Of course, there are many components I did not talk. But I think it is enough to have an overview of Kubernetes. You may have a brief concept about Kubernetes. Even though some of you may be still confused, now we will have some hands-on configuration instead of paper talk. Fortunately, it is very easy to use Kubernetes in GCP without installing additional software. In this article, I will demostrate all the things on GCP.
In general, a container’s root file system isn’t suitable to store persistent data. When nodes fail, all data saved to a container’s root file system is lost. Using PVs backed by Persistent Disk let us store our WordPress platform data outside the containers. In this way, even if the containers are deleted, the data persists.
There are 5 main steps we are going to do:
- Create a GKE cluster with name space
- Create a PV and a PVC backed by Persistent Disk
- Create WordPress and MySQL deployment and service
- Deploy the WordPress application
In console, we choose Cloud Shell and then click the editor mode such that we could easily review our code.
The we have to setup our environment e.g. define project, zone and region:
gcloud config set project <you-project-id>
gcloud config set compute/zone us-west1-a
gcloud config set compute/region us-west1
Please download my prepared file from github or
git clone https://github.com/manbobo2002/wordpress-k8s.git
I write a startup script to build up all the things automatically. However, I will still briefly go through the yaml file.
When we search Kubernetes Engine and click “Clusters”, we can see the cluster we created is shown here. Since we are using region=us-west1, machine-type=g1-small and num-nodes=1, there are total 3 instances with g1-small size, and each zone contains one node.
In the yaml file, we created two volumes with 10 GB for wordpress and mysql respectively.
All the storage we created can be found in this page.
In deployment yaml file, we focus on the “spec”, it states the planning for the application we want.
We define only 1 replica is required, the MySQL version is 5.6 with port 3306, the volumes is called mysql-volumeclaim which is created before.
Similarly, for WordPress we also define 1 replica, set the DB environment and attach the volume which is created before.
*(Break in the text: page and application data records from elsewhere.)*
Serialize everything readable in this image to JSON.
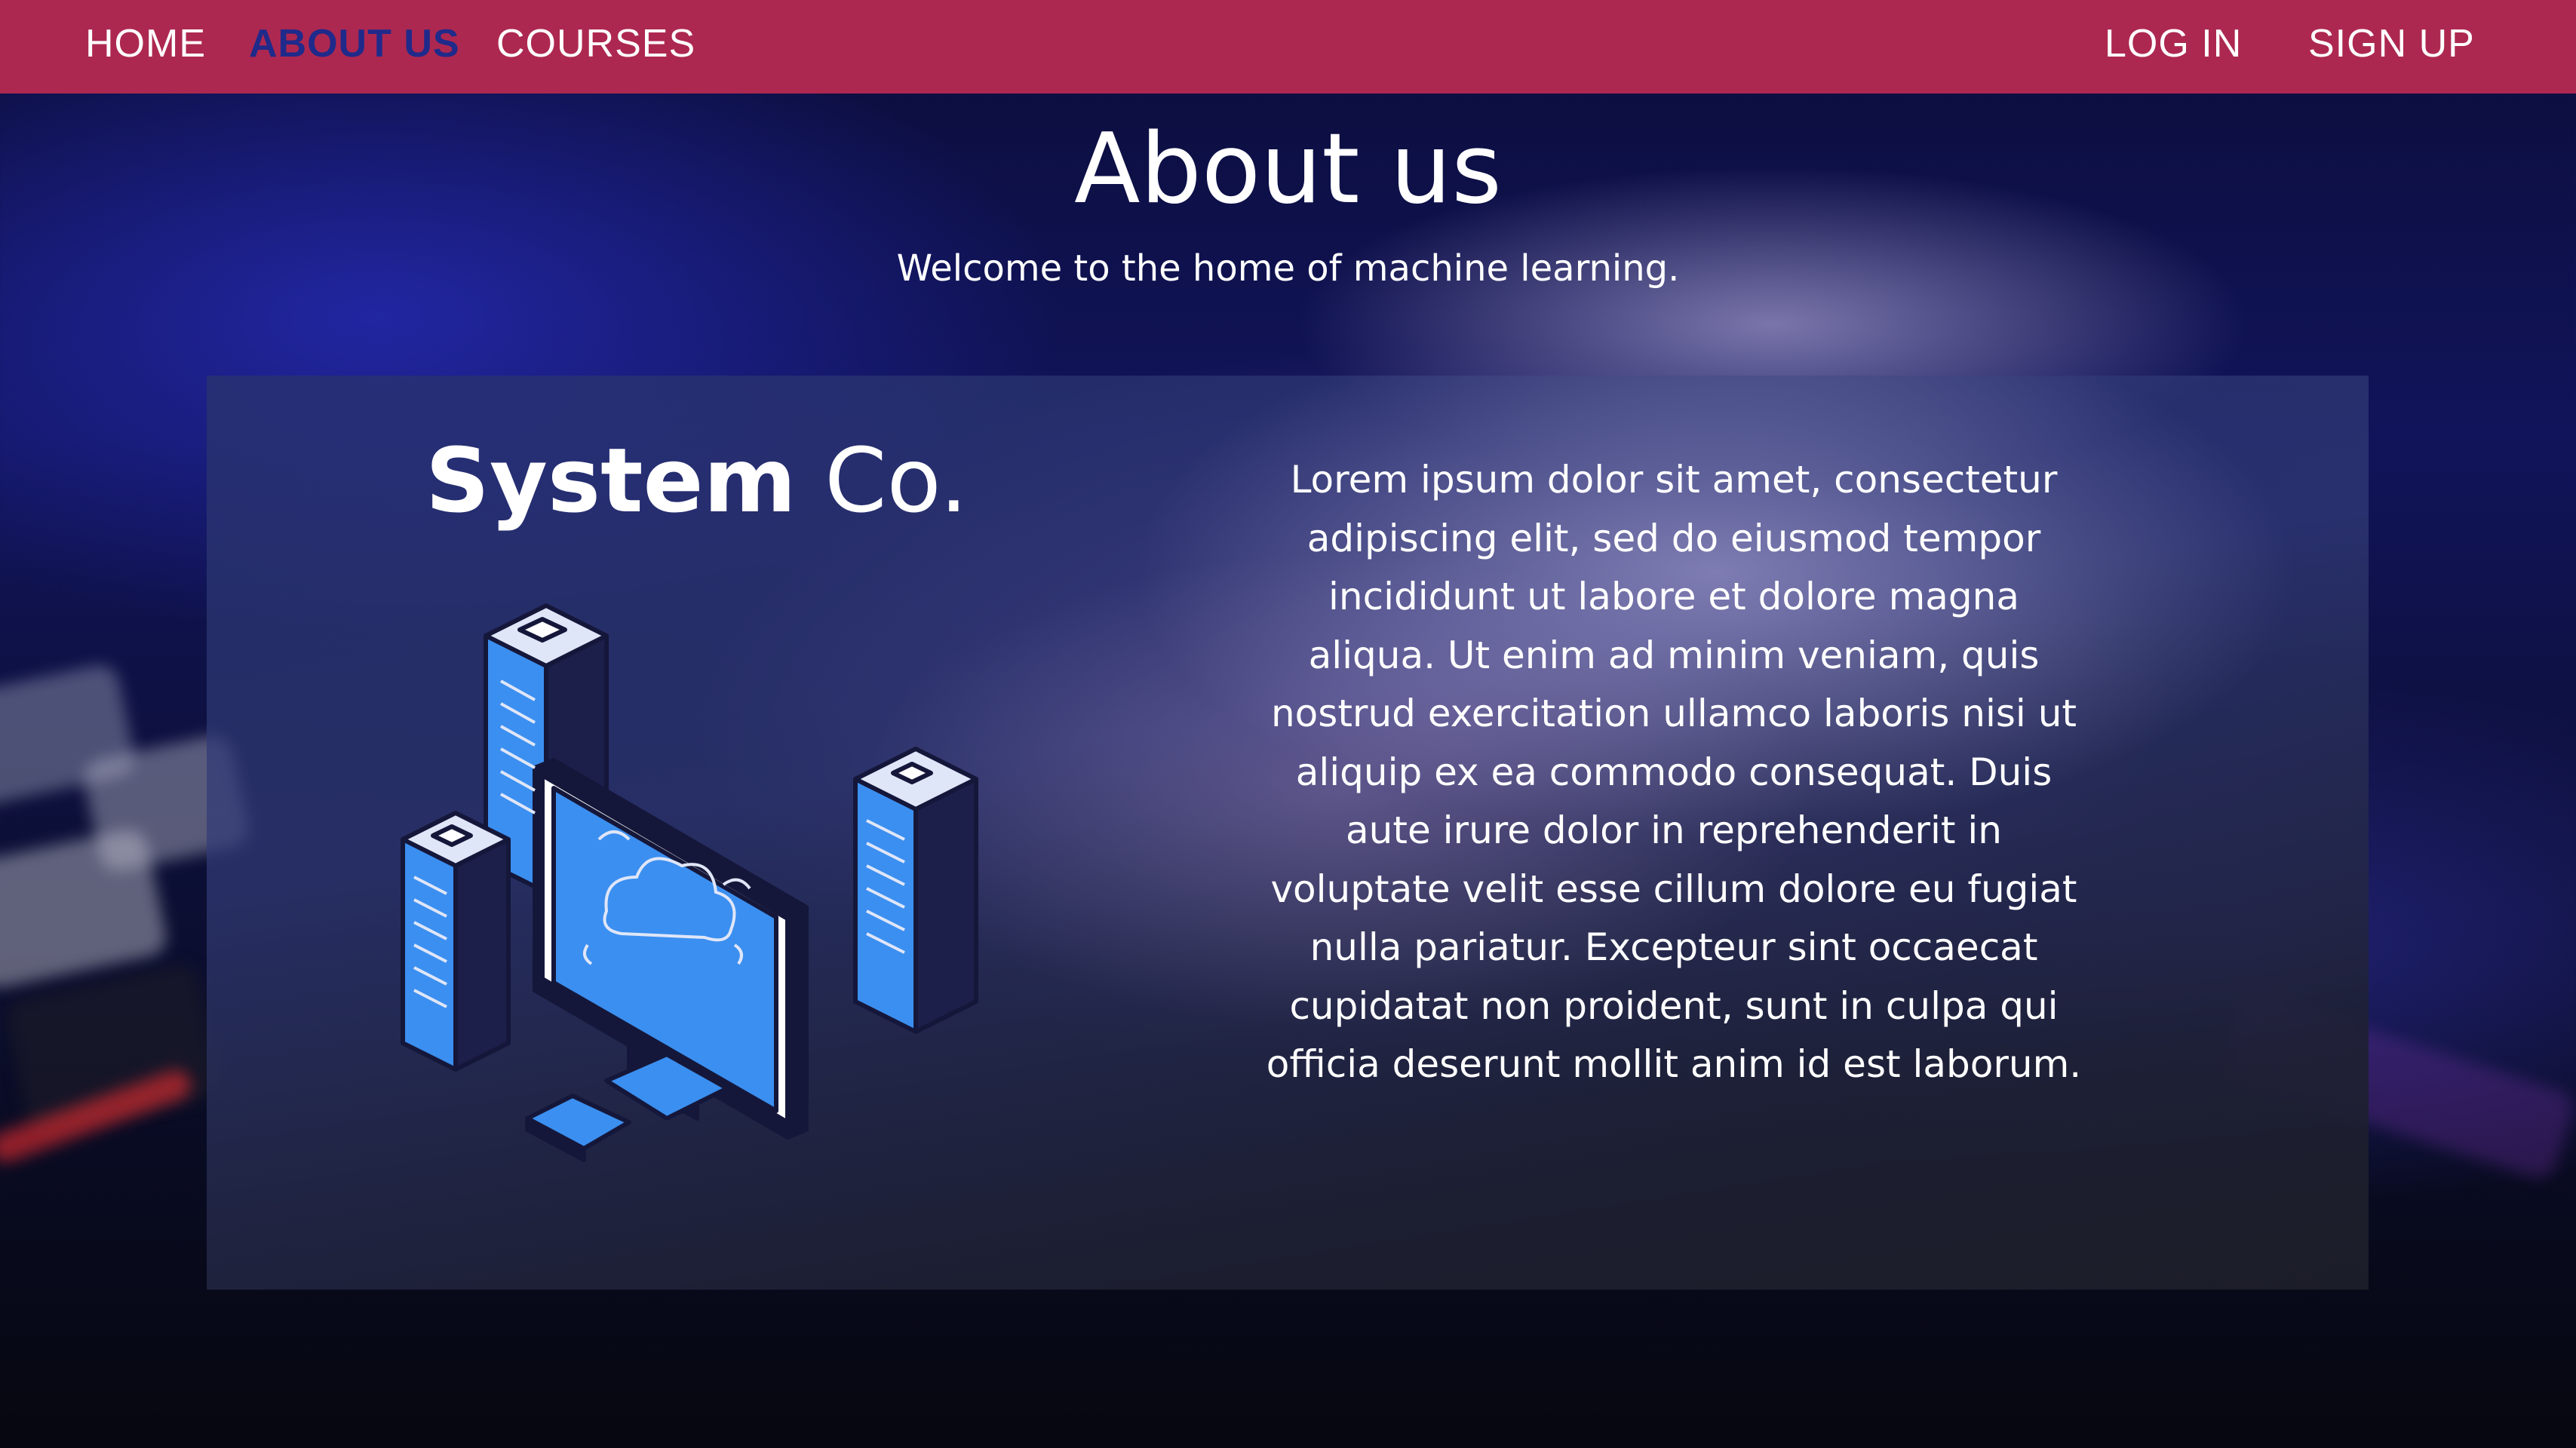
{
  "nav": {
    "home": "HOME",
    "about": "ABOUT US",
    "courses": "COURSES",
    "login": "LOG IN",
    "signup": "SIGN UP"
  },
  "hero": {
    "title": "About us",
    "subtitle": "Welcome to the home of machine learning."
  },
  "card": {
    "brand_bold": "System",
    "brand_light": "Co.",
    "illustration_icon": "server-cloud-illustration-icon",
    "body": "Lorem ipsum dolor sit amet, consectetur adipiscing elit, sed do eiusmod tempor incididunt ut labore et dolore magna aliqua. Ut enim ad minim veniam, quis nostrud exercitation ullamco laboris nisi ut aliquip ex ea commodo consequat. Duis aute irure dolor in reprehenderit in voluptate velit esse cillum dolore eu fugiat nulla pariatur. Excepteur sint occaecat cupidatat non proident, sunt in culpa qui officia deserunt mollit anim id est laborum."
  },
  "colors": {
    "navbar": "#ad2850",
    "nav_active": "#1f2a8a",
    "text": "#ffffff",
    "illustration_blue": "#3b8ff0",
    "illustration_dark": "#15173a"
  }
}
In “Workloads” page, we can see the status of the deployment.
All the secrets can be found in “Configuration”.
In service, we have to define the type of the service. For MySQL, we only want it works in internal cluster, so we choose ClusterIP, but for WordPress we want it to facing internet, so we choose LoadBalancer. Actually, we cloud also set port forwarding here, but we just keep the original i.e. the source port is the same as target port.
Similarly, we can check the status of service in “Services & Ingress” page.
Once all the yaml file is ready, we apply it to deploy.
Please note that on the “Services & Ingress” page, we can see the external IP of the WordPress application.
When we click on the endpoint, it will show the installation page here, that means WordPress is sucessfully deployed.
Testing Instance Failure
In “Details” tab, we scroll down and click “default-pool”.
Then we scroll down and see 3 instances are running. What happen if we delete one instance? Let’s try.
The instance is deleted. But we can see one of the instance groups is trying to add back one more instance.
Then if we wait for few minutes, the instance is re-created automatically. And the WordPress application resumes nomally.
Same as all my previous articles, I write a cleanup script for you to cleanup everything we create in this tutorial.
To sum up, Kubernetes is definitely the trending in DevOps. In future, Kubernetes will focus more on stability and security, also there are many new tools for operating and deploying Kubernetes like Helm. Helm is a Kubernetes package-manager that helps us manage Kubernetes applications. In addition, there are some new projects based on Kubernetes like Knative, K3S and K3OS. Thus, Kubernetes is worth to learn.